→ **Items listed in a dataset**

--*--

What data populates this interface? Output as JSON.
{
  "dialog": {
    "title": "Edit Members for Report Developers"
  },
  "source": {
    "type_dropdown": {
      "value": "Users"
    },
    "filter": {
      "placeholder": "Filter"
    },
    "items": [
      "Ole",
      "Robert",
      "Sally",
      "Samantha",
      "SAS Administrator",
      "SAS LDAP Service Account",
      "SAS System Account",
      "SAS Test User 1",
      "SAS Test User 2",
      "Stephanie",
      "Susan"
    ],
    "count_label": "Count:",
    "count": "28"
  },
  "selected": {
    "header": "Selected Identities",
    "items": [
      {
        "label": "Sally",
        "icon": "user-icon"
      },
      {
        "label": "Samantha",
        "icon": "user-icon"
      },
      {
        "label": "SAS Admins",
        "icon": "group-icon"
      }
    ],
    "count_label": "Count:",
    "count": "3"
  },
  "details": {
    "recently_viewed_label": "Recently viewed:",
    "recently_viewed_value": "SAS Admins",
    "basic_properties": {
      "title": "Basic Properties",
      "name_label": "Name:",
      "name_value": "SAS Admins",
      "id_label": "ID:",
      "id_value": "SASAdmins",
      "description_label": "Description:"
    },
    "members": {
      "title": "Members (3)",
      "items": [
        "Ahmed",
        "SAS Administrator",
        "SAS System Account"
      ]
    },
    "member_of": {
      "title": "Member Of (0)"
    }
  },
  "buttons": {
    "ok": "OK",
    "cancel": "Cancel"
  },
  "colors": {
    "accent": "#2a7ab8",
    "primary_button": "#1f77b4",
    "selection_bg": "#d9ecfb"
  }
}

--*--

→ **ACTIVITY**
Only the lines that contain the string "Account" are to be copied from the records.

→ **EXERCISE ANSWER**
      "SAS LDAP Service Account",
      "SAS System Account",
        "SAS System Account"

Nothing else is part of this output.